AirAsia’s Dato’ Sri Tony Fernandes took an ailing airline and gave it wings.
By JENNIFER Y. CASPE-COCUACO
Donning an AirAsia cap, Dato’ Sri Tony Fernandes, speaker at the first South East Asian Youth Engagement Summit, goes up the stage of Kuala Lumpur’s Putrajaya International Convention Centre followed by four flight attendants in AirAsia’s chilli red garb. The casually dressed CEO of AirAsia announces that the first person to hand him something red will win a trip to London. Two youth delegates scamper up the stage, one of them tripping on her own feet before reaching Fernandes. The 45-year-old businessman decides to give both of them the free trip anyway. This scenario is a good illustration of how Fernandes built his low-cost airlines from the ground up – by enticing would-be passengers with free trips.
In 2001, Fernandes was the vice president for ASEAN at Warner Music South East Asia. One night, he saw an Easy Jet television ad and got interested in the concept of low-cost carriers. He realised this was what he wanted to do. He called his wife and told her of his plan, and she couldn’t stop laughing.

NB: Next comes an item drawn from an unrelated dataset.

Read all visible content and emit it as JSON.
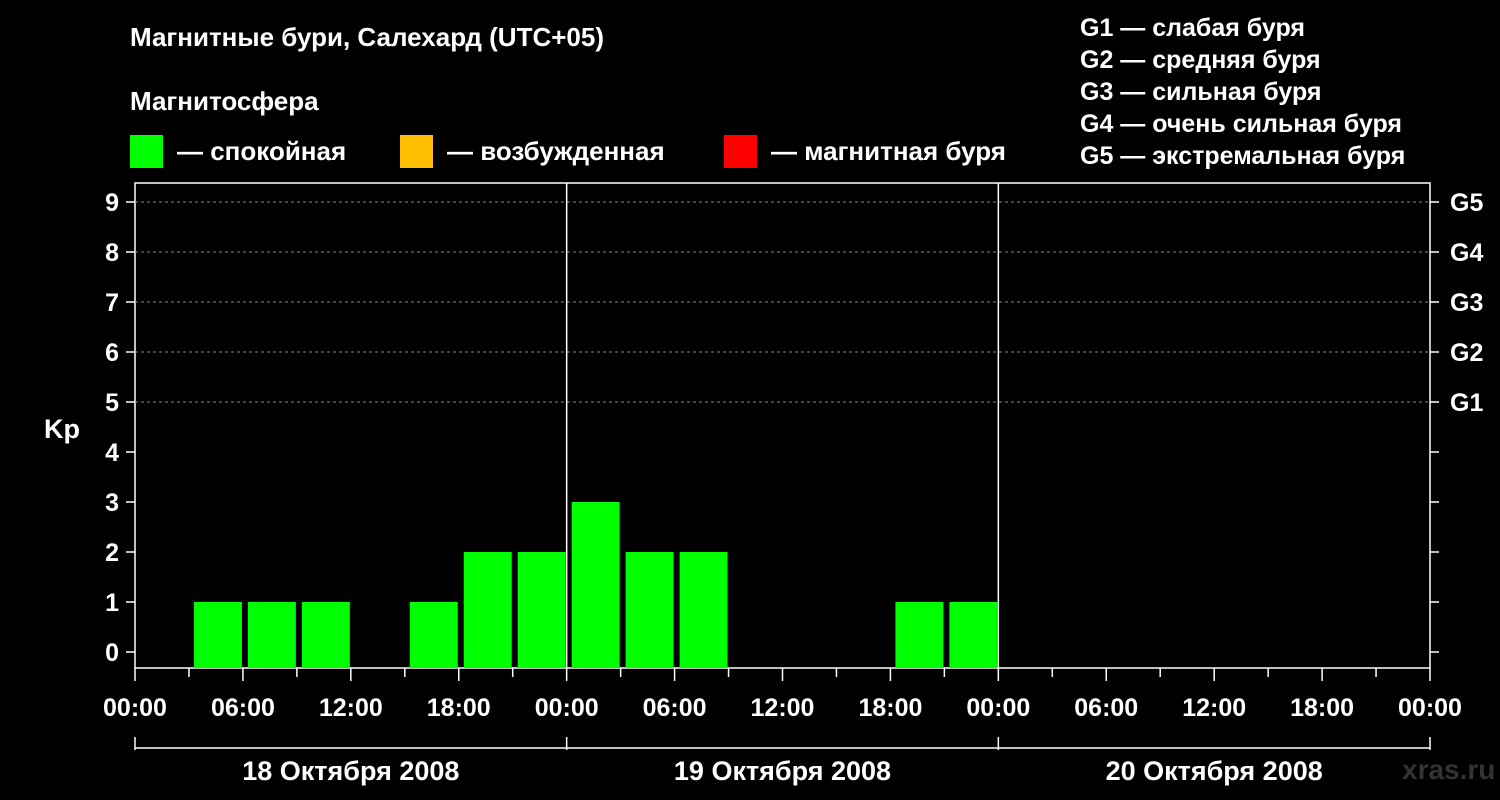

Fernandes mortgaged his house and then rallied a couple of his buddies in the music industry to set up Tune Air Sdn. Bhd. The Malaysian government, however, turned down the license application. Fernandes quickly arranged a meeting with then Prime Minister Dr Tun Mahathir Mohamad. Dr Mahathir suggested that, instead of getting a license, Fernandes should buy the fledgling AirAsia, a heavily indebted subsidiary of a government-owned conglomerate.
With youthful audacity he announced, “I will buy AirAsia for one Malaysian ringgit!” He got this reply: “Yes, you can buy it tomorrow.”
Fernandes might have gotten the airline at one ringgit (29 cents) but he and his partners also inherited 40 million ringgit worth of debt. His vision, nevertheless, took flight that same year with 250 employees and two ageing Boeing 737-300 flying to just one destination. A tragic event, however, threatened to crash his dream.
The September 11 attacks in the US made people afraid to fly. But Fernandes saw a golden opportunity in what could have been a major setback. Airline leasing costs plummeted by 40 percent, saving the company a lot of money. Airline lay-offs allowed him to hire experienced staff at lower costs. A year later, AirAsia had paid off all its debt and broken even.
“We Asians have this habit of kicking ourselves and saying it can’t be done. Anything is possible when you put your mind to it,” he says. Nine years later, AirAsia is the fastest growing low-cost airline in the world, carrying a total of 85 million passengers to date, with 7000 employees and 90 new airplanes flying to over 130 destinations in Asia, Australia and Europe.
Fernandes, a London School of Economics alumnus, is a laid-back CEO. “I go to work wearing regular clothes. My pants are sometimes older than my employees.” And he runs AirAsia with a unique set of principles. For one, the company has a flat structure, where everybody has access to the big boss. By removing company bureaucracy, he gets everybody talking and giving invaluable ideas. “People are our best asset. Get the best people and let them grow. Let them fulfil their dreams. Help them discover potential they never thought they had,” he advises.
When the company was still relatively small, Fernandes used to try his hand working in the different departments. He was a bag carrier, check-in officer and even flight attendant for a day. It allowed him to get on the ground and see real problems and needs. It also gave him the chance to spot potential stars in the company. When he learned that some bag carriers dreamt of becoming pilots, he sponsored their training. He’s proud of the fact that “18 months later they are flying planes.” AirAsia also boasts of having 35 female pilots in their staff. “If women can run a country, they can certainly fly a plane!” he exclaims.
Fernandes ends his well-applauded speech by encouraging the summit delegates with his credo: “Believe the unbelievable. Dream the impossible. Never take ‘No’ for an answer!”